* **Problem statement**
Records follow. Copy every line with "velit".

::::

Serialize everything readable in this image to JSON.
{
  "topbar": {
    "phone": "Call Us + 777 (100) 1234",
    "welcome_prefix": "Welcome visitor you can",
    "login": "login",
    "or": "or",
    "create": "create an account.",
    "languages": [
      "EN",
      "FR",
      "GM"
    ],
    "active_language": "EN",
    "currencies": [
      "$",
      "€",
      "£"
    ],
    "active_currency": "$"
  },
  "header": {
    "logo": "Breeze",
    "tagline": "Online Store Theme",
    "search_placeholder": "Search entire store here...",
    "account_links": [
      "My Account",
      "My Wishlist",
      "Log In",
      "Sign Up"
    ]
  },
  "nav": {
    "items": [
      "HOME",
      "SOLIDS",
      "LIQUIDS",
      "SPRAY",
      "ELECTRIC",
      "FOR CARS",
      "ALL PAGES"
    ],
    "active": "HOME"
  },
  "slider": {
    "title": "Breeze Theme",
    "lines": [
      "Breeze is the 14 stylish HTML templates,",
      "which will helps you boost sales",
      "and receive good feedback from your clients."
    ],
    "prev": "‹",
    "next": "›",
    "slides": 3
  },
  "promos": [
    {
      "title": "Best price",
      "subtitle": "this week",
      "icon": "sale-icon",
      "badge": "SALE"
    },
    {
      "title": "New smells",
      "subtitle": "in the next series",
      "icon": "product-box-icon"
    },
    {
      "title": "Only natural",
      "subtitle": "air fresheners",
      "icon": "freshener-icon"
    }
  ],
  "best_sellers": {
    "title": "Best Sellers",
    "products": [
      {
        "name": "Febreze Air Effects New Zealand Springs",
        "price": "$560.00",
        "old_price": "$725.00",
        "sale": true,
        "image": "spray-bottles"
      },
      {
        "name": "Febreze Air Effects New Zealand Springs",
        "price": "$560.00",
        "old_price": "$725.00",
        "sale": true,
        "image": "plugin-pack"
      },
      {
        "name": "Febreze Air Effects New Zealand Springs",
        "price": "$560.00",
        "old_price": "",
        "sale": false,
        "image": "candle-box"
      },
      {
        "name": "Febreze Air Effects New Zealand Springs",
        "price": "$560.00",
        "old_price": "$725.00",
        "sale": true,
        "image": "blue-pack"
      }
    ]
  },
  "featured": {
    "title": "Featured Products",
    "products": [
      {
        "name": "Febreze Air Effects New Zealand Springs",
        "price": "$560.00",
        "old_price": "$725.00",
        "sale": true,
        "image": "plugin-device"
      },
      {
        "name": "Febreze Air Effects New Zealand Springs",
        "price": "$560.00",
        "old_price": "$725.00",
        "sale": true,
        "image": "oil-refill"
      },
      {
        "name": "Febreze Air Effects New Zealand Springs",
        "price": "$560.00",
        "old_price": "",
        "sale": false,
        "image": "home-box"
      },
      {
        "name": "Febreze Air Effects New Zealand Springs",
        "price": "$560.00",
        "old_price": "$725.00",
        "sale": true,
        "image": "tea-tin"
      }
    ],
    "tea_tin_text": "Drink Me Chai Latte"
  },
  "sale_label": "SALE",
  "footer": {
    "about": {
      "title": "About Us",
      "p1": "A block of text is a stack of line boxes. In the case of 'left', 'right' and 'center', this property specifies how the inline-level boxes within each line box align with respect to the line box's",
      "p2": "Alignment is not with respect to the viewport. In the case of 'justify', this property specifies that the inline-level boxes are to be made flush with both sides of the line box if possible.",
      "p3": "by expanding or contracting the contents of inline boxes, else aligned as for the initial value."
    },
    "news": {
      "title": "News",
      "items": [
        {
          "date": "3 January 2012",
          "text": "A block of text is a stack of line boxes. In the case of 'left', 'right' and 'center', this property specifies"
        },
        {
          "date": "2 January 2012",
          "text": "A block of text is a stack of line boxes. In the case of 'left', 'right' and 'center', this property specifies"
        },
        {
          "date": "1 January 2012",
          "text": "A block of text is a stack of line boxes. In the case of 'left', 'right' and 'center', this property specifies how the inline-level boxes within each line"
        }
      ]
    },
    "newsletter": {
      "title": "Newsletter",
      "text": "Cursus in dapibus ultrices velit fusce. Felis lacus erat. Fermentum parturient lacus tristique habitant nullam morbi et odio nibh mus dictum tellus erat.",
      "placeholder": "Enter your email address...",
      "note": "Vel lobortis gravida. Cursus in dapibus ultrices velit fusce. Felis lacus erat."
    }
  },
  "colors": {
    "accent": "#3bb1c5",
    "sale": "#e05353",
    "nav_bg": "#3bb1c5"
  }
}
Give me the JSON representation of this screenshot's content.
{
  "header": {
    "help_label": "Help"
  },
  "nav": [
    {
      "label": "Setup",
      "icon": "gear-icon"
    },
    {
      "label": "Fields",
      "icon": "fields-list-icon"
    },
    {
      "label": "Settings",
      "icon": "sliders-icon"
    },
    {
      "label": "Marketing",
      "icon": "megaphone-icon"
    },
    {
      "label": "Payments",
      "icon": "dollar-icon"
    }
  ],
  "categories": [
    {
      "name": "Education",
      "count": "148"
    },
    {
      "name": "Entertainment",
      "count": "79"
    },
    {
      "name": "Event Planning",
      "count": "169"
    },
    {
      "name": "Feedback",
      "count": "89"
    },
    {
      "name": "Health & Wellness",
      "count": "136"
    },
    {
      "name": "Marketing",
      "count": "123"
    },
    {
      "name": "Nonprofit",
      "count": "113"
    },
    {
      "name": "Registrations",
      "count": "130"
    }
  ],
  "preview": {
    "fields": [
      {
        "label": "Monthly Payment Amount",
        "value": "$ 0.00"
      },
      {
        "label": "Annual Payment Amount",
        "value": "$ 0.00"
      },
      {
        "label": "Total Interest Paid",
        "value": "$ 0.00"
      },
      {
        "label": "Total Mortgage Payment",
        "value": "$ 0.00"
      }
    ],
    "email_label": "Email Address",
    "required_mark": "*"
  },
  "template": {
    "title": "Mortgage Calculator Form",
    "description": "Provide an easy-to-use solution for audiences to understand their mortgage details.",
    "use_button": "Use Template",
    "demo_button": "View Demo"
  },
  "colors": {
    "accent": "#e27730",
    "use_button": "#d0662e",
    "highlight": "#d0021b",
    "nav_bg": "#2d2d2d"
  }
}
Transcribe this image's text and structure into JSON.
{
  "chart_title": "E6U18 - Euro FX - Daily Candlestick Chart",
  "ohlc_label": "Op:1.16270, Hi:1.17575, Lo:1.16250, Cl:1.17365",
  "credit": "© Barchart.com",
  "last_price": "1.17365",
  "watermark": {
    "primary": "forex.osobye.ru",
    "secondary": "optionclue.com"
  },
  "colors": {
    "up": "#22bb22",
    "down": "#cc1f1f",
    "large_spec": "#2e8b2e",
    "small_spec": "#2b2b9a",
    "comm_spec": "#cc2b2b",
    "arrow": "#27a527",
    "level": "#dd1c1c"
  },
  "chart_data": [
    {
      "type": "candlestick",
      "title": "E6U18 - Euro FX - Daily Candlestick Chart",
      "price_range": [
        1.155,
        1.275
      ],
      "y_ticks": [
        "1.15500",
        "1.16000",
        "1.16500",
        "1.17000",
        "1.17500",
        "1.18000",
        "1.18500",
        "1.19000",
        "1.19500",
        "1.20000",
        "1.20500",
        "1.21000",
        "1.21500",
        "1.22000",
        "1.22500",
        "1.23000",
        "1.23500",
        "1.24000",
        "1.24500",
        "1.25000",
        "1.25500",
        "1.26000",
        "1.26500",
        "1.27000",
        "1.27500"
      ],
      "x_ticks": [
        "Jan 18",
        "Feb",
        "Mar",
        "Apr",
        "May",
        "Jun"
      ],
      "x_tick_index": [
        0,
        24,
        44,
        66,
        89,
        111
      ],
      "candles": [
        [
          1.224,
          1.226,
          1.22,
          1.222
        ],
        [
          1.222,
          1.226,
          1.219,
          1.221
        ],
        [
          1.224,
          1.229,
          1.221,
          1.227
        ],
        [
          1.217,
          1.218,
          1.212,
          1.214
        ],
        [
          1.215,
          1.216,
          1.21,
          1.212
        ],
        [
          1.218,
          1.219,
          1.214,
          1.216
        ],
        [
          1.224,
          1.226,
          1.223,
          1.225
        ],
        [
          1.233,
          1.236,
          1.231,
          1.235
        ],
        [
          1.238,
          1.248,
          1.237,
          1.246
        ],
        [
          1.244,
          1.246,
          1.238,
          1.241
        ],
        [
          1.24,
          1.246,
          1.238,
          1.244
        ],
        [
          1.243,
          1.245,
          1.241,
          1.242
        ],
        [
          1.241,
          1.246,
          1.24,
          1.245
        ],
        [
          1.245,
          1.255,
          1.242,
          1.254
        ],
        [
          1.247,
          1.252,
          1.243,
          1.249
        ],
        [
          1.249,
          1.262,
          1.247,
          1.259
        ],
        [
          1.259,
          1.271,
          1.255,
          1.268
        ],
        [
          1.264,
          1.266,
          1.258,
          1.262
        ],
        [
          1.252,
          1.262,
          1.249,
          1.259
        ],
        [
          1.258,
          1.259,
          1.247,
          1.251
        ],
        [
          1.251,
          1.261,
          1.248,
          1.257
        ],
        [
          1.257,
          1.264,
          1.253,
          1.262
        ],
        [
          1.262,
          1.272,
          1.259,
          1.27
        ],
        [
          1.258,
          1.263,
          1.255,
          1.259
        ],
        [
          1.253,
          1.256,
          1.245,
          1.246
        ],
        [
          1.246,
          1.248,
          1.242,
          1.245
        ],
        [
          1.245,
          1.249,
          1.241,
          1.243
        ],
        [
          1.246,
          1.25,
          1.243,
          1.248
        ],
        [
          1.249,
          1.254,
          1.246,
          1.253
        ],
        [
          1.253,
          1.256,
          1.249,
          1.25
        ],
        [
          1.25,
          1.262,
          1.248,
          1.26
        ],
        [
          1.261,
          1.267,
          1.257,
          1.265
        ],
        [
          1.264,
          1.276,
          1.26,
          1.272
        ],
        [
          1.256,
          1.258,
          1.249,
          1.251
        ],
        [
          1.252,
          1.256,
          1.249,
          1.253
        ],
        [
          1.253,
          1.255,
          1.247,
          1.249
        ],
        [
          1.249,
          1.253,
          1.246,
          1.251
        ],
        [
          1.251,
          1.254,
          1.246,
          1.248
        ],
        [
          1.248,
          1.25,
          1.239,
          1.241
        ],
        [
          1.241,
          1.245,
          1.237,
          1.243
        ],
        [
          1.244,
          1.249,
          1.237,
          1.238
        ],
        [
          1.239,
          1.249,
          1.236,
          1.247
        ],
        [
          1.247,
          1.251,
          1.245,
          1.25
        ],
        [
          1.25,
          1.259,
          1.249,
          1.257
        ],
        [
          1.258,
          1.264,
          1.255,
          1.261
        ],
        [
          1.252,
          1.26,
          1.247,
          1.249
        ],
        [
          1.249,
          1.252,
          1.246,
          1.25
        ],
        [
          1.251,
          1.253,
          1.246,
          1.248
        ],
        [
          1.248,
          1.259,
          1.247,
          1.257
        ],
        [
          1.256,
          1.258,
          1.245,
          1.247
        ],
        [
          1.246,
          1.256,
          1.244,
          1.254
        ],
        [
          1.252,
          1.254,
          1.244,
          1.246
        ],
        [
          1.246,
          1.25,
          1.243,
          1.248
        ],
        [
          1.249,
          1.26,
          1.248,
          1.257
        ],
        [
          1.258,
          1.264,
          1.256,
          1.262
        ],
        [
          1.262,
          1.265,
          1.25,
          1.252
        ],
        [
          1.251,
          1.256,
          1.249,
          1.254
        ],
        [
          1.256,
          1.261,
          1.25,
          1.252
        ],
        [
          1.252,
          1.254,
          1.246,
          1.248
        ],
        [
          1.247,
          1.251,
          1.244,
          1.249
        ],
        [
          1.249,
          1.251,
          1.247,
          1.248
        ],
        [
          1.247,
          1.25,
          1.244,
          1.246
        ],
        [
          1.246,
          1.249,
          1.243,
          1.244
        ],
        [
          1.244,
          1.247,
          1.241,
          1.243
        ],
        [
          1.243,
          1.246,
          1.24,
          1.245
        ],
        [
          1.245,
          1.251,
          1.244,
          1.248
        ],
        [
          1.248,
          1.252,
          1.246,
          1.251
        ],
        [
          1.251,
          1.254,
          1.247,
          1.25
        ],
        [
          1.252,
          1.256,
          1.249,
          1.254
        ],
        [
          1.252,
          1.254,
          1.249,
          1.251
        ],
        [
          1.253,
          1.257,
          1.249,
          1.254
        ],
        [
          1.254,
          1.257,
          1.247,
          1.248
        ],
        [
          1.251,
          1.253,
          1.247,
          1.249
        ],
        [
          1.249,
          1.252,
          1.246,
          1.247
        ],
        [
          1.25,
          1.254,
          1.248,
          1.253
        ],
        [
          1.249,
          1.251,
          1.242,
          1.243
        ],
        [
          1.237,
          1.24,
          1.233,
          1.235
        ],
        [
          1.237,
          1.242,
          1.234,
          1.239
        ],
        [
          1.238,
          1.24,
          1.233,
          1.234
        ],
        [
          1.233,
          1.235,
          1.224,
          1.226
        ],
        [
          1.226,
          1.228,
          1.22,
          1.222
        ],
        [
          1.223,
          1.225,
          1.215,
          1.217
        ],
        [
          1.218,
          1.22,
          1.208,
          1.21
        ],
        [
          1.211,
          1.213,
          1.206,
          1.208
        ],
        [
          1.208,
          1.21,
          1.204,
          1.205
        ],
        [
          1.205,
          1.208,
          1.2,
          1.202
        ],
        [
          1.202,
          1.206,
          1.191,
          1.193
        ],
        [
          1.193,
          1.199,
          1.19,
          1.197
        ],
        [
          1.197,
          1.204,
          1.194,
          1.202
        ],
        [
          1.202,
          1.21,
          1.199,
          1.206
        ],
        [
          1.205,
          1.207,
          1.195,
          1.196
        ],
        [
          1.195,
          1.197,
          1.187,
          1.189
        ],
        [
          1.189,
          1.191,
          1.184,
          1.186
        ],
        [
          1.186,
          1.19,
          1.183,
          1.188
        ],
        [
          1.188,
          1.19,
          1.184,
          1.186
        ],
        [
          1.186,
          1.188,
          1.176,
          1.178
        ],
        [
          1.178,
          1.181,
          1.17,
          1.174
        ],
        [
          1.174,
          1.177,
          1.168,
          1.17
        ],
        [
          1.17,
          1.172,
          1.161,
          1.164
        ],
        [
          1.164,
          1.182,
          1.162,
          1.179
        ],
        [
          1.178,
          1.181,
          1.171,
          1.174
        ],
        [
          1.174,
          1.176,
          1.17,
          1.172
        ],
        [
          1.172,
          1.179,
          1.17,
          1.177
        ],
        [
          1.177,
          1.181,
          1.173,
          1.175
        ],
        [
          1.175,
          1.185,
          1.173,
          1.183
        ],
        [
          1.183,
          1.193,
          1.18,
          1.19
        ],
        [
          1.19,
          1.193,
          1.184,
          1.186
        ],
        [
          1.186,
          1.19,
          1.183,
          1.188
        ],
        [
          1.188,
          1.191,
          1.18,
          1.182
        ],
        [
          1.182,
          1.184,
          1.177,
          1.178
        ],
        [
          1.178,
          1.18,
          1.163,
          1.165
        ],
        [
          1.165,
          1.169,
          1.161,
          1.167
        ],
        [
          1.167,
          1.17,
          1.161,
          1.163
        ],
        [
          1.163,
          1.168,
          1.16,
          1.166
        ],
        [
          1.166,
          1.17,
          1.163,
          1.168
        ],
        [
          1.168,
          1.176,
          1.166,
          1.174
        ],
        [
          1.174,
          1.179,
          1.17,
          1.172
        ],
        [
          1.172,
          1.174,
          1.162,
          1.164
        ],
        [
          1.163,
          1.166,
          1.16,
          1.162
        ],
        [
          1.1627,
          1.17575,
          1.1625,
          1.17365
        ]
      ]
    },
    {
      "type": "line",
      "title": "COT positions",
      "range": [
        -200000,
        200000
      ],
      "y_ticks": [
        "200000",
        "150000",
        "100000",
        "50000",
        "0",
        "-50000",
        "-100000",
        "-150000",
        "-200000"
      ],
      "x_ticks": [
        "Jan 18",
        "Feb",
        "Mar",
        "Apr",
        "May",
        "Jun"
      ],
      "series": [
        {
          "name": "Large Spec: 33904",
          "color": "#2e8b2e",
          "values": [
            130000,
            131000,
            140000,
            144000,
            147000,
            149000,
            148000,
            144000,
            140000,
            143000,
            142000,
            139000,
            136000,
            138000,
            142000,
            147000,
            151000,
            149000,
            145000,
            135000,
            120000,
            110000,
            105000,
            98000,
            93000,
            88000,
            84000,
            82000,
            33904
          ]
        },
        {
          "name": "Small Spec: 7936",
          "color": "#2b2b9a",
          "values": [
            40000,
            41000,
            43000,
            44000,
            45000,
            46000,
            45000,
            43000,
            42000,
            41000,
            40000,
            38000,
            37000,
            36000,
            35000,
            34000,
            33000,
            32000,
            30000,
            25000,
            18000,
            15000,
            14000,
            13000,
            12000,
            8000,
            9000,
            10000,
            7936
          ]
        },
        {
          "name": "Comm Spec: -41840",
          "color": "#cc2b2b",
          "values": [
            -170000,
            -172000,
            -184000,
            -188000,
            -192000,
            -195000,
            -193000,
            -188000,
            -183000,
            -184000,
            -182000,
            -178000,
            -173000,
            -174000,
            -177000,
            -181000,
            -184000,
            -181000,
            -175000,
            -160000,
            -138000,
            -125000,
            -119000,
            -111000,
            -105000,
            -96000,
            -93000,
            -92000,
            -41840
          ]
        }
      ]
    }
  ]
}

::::

* **Answer to the problem**
      "text": "Cursus in dapibus ultrices velit fusce. Felis lacus erat. Fermentum parturient lacus tristique habitant nullam morbi et odio nibh mus dictum tellus erat.",
      "note": "Vel lobortis gravida. Cursus in dapibus ultrices velit fusce. Felis lacus erat."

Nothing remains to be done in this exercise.